======== ENTRIES PROVIDED

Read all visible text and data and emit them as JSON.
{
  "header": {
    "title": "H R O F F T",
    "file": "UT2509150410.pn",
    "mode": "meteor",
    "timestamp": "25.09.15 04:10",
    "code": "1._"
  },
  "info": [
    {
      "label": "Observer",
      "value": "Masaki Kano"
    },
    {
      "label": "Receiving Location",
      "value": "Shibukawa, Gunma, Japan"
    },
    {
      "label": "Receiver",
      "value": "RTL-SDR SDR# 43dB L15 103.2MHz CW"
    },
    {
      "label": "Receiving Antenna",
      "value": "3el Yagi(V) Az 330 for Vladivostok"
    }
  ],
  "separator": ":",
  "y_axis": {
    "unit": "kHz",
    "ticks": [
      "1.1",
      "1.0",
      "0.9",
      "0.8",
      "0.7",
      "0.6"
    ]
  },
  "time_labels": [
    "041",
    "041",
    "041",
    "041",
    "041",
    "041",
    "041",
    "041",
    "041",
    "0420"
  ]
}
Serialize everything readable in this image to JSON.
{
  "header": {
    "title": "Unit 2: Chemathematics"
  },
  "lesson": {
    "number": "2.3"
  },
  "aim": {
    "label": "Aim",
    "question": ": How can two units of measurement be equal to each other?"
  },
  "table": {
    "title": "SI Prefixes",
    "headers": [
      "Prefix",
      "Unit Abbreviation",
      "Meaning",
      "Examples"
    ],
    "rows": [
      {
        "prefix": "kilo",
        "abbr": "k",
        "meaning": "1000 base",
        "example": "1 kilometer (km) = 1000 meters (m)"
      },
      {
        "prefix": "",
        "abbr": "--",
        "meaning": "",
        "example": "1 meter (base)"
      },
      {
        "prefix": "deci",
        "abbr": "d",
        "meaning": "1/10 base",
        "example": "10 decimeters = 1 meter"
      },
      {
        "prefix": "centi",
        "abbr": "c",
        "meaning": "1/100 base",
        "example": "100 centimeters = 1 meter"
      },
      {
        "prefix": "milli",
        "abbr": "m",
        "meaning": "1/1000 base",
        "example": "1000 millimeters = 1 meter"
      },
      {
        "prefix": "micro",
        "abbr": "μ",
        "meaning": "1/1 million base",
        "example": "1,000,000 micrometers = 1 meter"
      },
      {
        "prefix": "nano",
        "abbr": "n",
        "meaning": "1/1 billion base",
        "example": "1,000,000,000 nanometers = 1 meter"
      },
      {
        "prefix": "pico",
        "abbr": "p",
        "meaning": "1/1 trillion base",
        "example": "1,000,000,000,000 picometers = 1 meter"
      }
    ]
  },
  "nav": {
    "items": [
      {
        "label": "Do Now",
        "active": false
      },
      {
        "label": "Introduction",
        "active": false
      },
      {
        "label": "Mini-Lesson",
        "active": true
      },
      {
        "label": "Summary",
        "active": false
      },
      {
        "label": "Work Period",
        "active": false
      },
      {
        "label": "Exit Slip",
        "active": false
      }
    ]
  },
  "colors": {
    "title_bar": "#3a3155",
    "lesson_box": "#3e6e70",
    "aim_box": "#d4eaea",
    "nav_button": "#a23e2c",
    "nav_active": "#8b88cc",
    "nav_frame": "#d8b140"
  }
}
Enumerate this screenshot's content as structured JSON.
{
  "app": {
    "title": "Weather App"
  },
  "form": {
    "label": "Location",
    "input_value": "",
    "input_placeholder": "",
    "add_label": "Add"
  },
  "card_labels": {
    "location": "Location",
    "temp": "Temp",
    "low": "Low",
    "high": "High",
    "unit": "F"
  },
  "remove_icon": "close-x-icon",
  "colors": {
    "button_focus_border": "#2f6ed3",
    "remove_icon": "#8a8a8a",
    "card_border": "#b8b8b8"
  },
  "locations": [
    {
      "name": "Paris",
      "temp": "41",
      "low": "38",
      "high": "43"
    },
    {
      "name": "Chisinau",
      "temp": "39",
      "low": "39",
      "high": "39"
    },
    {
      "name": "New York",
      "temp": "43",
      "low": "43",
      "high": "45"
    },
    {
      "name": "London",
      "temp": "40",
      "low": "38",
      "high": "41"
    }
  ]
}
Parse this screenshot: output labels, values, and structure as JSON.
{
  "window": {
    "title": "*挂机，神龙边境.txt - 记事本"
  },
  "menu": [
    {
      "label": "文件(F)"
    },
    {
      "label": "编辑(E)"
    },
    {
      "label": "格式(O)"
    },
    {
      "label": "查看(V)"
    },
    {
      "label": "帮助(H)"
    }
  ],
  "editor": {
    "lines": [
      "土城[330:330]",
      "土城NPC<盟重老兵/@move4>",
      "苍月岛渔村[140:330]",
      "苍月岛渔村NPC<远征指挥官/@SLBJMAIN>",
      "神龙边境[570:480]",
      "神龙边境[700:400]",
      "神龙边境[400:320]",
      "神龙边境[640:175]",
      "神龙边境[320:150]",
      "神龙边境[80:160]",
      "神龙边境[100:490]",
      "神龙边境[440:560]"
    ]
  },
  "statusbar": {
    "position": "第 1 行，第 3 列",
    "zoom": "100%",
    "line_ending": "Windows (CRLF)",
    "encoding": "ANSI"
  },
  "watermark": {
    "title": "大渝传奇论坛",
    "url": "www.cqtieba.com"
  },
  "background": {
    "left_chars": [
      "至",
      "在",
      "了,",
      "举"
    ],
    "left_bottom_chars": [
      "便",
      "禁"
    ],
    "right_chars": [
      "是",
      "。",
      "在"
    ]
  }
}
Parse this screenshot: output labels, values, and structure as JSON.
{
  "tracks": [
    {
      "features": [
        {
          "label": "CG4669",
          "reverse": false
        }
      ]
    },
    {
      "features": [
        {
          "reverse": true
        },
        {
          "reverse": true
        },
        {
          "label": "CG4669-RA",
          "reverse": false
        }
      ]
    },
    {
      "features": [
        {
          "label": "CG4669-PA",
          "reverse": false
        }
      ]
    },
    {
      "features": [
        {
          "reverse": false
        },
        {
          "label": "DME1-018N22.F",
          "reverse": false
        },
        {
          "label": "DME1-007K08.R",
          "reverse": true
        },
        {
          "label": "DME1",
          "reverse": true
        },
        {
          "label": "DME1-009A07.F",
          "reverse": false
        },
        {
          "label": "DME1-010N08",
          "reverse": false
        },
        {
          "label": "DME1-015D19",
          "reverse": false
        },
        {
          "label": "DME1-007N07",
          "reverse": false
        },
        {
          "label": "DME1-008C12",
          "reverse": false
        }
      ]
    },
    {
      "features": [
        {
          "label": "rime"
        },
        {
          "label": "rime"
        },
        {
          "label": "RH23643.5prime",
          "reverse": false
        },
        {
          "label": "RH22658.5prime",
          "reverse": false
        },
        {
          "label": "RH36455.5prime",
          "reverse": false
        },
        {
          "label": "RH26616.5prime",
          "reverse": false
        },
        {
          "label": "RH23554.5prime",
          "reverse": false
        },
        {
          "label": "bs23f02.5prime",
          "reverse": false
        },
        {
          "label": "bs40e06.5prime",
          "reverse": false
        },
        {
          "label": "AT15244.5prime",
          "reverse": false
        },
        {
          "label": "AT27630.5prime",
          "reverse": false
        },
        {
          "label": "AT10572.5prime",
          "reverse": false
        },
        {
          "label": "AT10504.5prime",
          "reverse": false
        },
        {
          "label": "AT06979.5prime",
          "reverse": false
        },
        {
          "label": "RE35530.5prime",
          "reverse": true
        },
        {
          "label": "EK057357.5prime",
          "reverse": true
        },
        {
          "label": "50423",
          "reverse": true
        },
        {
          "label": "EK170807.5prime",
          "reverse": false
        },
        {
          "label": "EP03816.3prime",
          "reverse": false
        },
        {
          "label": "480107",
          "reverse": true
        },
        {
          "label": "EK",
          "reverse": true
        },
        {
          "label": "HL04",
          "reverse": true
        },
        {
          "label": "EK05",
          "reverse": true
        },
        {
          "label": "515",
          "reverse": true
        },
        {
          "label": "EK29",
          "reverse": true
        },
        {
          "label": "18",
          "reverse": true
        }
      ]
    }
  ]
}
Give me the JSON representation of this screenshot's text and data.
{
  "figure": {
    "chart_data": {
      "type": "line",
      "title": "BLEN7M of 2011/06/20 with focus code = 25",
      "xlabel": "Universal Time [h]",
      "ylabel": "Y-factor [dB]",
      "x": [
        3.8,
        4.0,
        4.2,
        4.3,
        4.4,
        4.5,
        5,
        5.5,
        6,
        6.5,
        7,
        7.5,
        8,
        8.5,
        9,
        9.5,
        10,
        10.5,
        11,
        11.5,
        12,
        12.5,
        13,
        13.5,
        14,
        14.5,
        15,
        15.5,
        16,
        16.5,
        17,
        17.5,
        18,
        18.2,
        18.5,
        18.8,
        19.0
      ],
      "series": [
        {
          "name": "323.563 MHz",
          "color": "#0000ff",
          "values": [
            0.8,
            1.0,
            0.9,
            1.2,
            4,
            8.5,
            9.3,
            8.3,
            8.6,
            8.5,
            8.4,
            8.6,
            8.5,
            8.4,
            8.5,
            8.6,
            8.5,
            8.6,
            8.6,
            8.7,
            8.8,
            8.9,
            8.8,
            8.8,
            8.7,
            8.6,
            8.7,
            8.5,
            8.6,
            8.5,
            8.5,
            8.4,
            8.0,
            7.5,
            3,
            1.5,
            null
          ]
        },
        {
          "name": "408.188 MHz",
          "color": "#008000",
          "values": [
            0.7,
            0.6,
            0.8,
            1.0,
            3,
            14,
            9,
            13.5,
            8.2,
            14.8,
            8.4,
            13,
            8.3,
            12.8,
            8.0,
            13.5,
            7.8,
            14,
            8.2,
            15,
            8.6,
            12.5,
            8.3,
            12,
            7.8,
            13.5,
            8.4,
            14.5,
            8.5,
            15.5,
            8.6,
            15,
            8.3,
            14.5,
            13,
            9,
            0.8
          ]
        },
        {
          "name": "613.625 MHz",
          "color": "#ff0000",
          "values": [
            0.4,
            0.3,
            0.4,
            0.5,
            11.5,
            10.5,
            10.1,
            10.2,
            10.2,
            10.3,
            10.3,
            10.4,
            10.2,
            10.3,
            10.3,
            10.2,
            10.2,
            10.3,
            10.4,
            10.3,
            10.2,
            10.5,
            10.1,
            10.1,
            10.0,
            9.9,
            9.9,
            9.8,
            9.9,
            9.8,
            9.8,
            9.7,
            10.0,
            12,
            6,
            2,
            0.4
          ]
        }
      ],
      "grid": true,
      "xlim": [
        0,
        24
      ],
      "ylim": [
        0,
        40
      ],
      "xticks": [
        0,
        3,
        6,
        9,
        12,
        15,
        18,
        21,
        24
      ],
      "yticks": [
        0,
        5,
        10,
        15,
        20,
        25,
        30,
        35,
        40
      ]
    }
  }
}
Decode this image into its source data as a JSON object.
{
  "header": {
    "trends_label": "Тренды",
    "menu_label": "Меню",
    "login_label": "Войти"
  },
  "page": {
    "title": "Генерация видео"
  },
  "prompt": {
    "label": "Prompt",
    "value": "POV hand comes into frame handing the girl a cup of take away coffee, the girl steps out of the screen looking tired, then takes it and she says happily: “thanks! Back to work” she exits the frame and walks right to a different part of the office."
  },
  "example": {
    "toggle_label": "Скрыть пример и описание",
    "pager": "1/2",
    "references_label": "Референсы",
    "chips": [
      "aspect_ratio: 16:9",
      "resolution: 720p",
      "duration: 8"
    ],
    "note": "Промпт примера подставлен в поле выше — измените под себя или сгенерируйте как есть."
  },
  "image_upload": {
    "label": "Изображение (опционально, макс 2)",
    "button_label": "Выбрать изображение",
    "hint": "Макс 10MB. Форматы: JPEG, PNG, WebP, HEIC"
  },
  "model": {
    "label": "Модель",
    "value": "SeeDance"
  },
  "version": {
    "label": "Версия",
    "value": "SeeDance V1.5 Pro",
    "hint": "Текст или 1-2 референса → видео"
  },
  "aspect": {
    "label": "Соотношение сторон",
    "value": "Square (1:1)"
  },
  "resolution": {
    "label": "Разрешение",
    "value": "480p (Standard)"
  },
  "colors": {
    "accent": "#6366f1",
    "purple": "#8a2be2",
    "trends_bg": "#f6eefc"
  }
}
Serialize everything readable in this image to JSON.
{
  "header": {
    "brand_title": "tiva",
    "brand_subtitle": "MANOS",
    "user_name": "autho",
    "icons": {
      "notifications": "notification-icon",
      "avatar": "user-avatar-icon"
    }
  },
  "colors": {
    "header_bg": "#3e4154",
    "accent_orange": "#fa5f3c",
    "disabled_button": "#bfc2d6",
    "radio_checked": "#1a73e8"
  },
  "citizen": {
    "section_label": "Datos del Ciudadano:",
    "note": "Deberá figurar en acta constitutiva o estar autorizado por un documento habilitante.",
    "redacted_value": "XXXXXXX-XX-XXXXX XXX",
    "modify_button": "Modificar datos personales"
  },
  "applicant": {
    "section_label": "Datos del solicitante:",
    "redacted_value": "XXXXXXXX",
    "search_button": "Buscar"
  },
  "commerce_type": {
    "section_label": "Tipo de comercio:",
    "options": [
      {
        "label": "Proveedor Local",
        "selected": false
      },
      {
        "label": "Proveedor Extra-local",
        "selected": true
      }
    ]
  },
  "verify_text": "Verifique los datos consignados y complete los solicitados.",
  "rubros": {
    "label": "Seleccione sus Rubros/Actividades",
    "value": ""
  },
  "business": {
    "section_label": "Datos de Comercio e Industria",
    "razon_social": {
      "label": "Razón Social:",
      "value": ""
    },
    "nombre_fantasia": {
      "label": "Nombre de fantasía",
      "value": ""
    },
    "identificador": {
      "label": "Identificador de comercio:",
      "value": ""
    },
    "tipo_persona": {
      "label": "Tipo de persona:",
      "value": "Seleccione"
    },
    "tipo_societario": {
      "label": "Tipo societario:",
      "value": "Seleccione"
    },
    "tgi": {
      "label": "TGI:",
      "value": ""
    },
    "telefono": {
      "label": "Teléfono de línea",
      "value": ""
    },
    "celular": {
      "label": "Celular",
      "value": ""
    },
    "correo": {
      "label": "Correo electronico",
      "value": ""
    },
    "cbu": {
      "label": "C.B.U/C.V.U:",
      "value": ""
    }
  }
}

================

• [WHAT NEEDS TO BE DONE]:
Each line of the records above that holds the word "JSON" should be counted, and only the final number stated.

• [THE COMPLETED TASK]:
8